* Instructions for the task
The task calls for every entry to be printed word for word, without the images.

─── The data ───

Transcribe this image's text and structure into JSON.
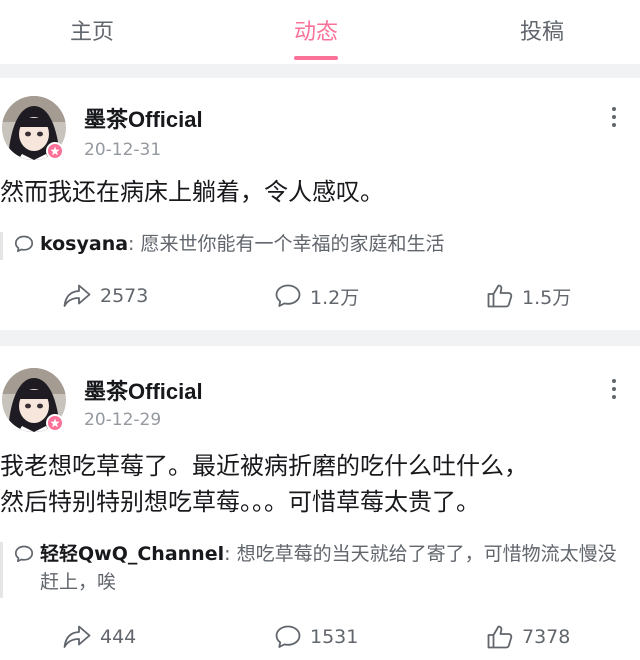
{
  "tabs": [
    {
      "label": "主页",
      "active": false
    },
    {
      "label": "动态",
      "active": true
    },
    {
      "label": "投稿",
      "active": false
    }
  ],
  "accent_color": "#fb7299",
  "posts": [
    {
      "username": "墨茶Official",
      "date": "20-12-31",
      "text_lines": [
        "然而我还在病床上躺着，令人感叹。"
      ],
      "comment": {
        "user": "kosyana",
        "sep": ":",
        "text": "愿来世你能有一个幸福的家庭和生活"
      },
      "share": "2573",
      "comments": "1.2万",
      "likes": "1.5万"
    },
    {
      "username": "墨茶Official",
      "date": "20-12-29",
      "text_lines": [
        "我老想吃草莓了。最近被病折磨的吃什么吐什么，",
        "然后特别特别想吃草莓。。。可惜草莓太贵了。"
      ],
      "comment": {
        "user": "轻轻QwQ_Channel",
        "sep": ":",
        "text": "想吃草莓的当天就给了寄了，可惜物流太慢没赶上，唉"
      },
      "share": "444",
      "comments": "1531",
      "likes": "7378"
    }
  ]
}
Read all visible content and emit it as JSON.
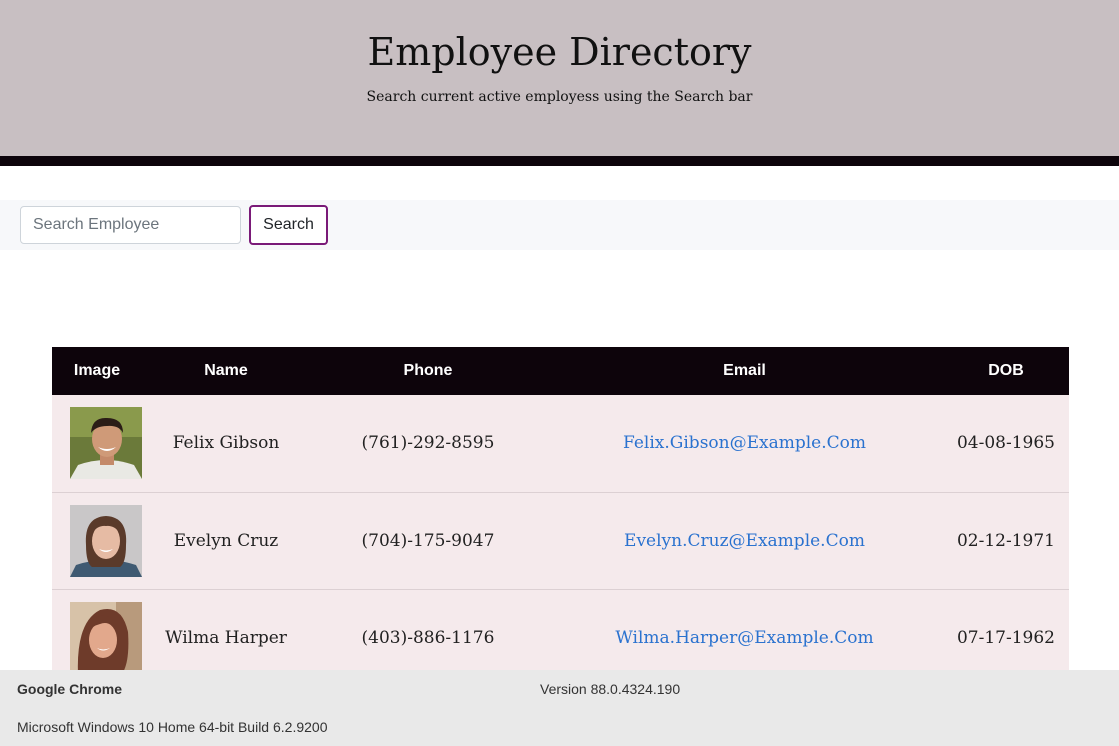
{
  "header": {
    "title": "Employee Directory",
    "subtitle": "Search current active employess using the Search bar"
  },
  "search": {
    "placeholder": "Search Employee",
    "value": "",
    "button_label": "Search",
    "button_border_color": "#7a1a78"
  },
  "table": {
    "headers": [
      "Image",
      "Name",
      "Phone",
      "Email",
      "DOB"
    ],
    "rows": [
      {
        "name": "Felix Gibson",
        "phone": "(761)-292-8595",
        "email": "Felix.Gibson@Example.Com",
        "dob": "04-08-1965"
      },
      {
        "name": "Evelyn Cruz",
        "phone": "(704)-175-9047",
        "email": "Evelyn.Cruz@Example.Com",
        "dob": "02-12-1971"
      },
      {
        "name": "Wilma Harper",
        "phone": "(403)-886-1176",
        "email": "Wilma.Harper@Example.Com",
        "dob": "07-17-1962"
      }
    ]
  },
  "footer": {
    "browser": "Google Chrome",
    "version": "Version 88.0.4324.190",
    "os": "Microsoft Windows 10 Home 64-bit Build 6.2.9200"
  },
  "colors": {
    "header_bg": "#c8bfc2",
    "header_bar": "#0d040b",
    "row_bg": "#f5eaec",
    "link": "#2a72cf"
  }
}
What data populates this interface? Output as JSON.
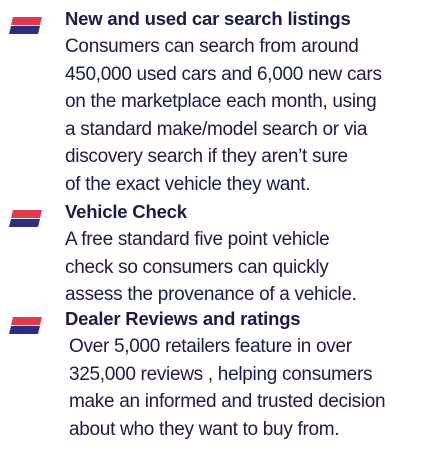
{
  "colors": {
    "text": "#1b1b4d",
    "flag_blue": "#2b2e83",
    "flag_red": "#e5384a"
  },
  "features": [
    {
      "icon": "flag-icon",
      "title": "New and used car search listings",
      "body": "Consumers can search from around\n450,000 used cars and 6,000 new cars\non the marketplace each month, using\na standard make/model search or via\ndiscovery search if they aren’t sure\nof the exact vehicle they want."
    },
    {
      "icon": "flag-icon",
      "title": "Vehicle Check",
      "body": "A free standard five point vehicle\ncheck so consumers can quickly\nassess the provenance of a vehicle."
    },
    {
      "icon": "flag-icon",
      "title": "Dealer Reviews and ratings",
      "body": "Over 5,000 retailers feature in over\n325,000 reviews , helping consumers\nmake an informed and trusted decision\nabout who they want to buy from."
    }
  ]
}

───

* Reply
Transcribe this image's text and structure into JSON.
{
  "tabs": [
    {
      "label": "主页",
      "active": false
    },
    {
      "label": "动态",
      "active": true
    },
    {
      "label": "投稿",
      "active": false
    }
  ],
  "accent_color": "#fb7299",
  "posts": [
    {
      "username": "墨茶Official",
      "date": "20-12-31",
      "text_lines": [
        "然而我还在病床上躺着，令人感叹。"
      ],
      "comment": {
        "user": "kosyana",
        "sep": ":",
        "text": "愿来世你能有一个幸福的家庭和生活"
      },
      "share": "2573",
      "comments": "1.2万",
      "likes": "1.5万"
    },
    {
      "username": "墨茶Official",
      "date": "20-12-29",
      "text_lines": [
        "我老想吃草莓了。最近被病折磨的吃什么吐什么，",
        "然后特别特别想吃草莓。。。可惜草莓太贵了。"
      ],
      "comment": {
        "user": "轻轻QwQ_Channel",
        "sep": ":",
        "text": "想吃草莓的当天就给了寄了，可惜物流太慢没赶上，唉"
      },
      "share": "444",
      "comments": "1531",
      "likes": "7378"
    }
  ]
}
Read all visible content and emit it as JSON.
{
  "header": {
    "title": "Employee Directory",
    "subtitle": "Search current active employess using the Search bar"
  },
  "search": {
    "placeholder": "Search Employee",
    "value": "",
    "button_label": "Search",
    "button_border_color": "#7a1a78"
  },
  "table": {
    "headers": [
      "Image",
      "Name",
      "Phone",
      "Email",
      "DOB"
    ],
    "rows": [
      {
        "name": "Felix Gibson",
        "phone": "(761)-292-8595",
        "email": "Felix.Gibson@Example.Com",
        "dob": "04-08-1965"
      },
      {
        "name": "Evelyn Cruz",
        "phone": "(704)-175-9047",
        "email": "Evelyn.Cruz@Example.Com",
        "dob": "02-12-1971"
      },
      {
        "name": "Wilma Harper",
        "phone": "(403)-886-1176",
        "email": "Wilma.Harper@Example.Com",
        "dob": "07-17-1962"
      }
    ]
  },
  "footer": {
    "browser": "Google Chrome",
    "version": "Version 88.0.4324.190",
    "os": "Microsoft Windows 10 Home 64-bit Build 6.2.9200"
  },
  "colors": {
    "header_bg": "#c8bfc2",
    "header_bar": "#0d040b",
    "row_bg": "#f5eaec",
    "link": "#2a72cf"
  }
}
What data populates this interface? Output as JSON.
{
  "colors": {
    "text": "#1b1b4d",
    "flag_blue": "#2b2e83",
    "flag_red": "#e5384a"
  },
  "features": [
    {
      "icon": "flag-icon",
      "title": "New and used car search listings",
      "body": "Consumers can search from around\n450,000 used cars and 6,000 new cars\non the marketplace each month, using\na standard make/model search or via\ndiscovery search if they aren’t sure\nof the exact vehicle they want."
    },
    {
      "icon": "flag-icon",
      "title": "Vehicle Check",
      "body": "A free standard five point vehicle\ncheck so consumers can quickly\nassess the provenance of a vehicle."
    },
    {
      "icon": "flag-icon",
      "title": "Dealer Reviews and ratings",
      "body": "Over 5,000 retailers feature in over\n325,000 reviews , helping consumers\nmake an informed and trusted decision\nabout who they want to buy from."
    }
  ]
}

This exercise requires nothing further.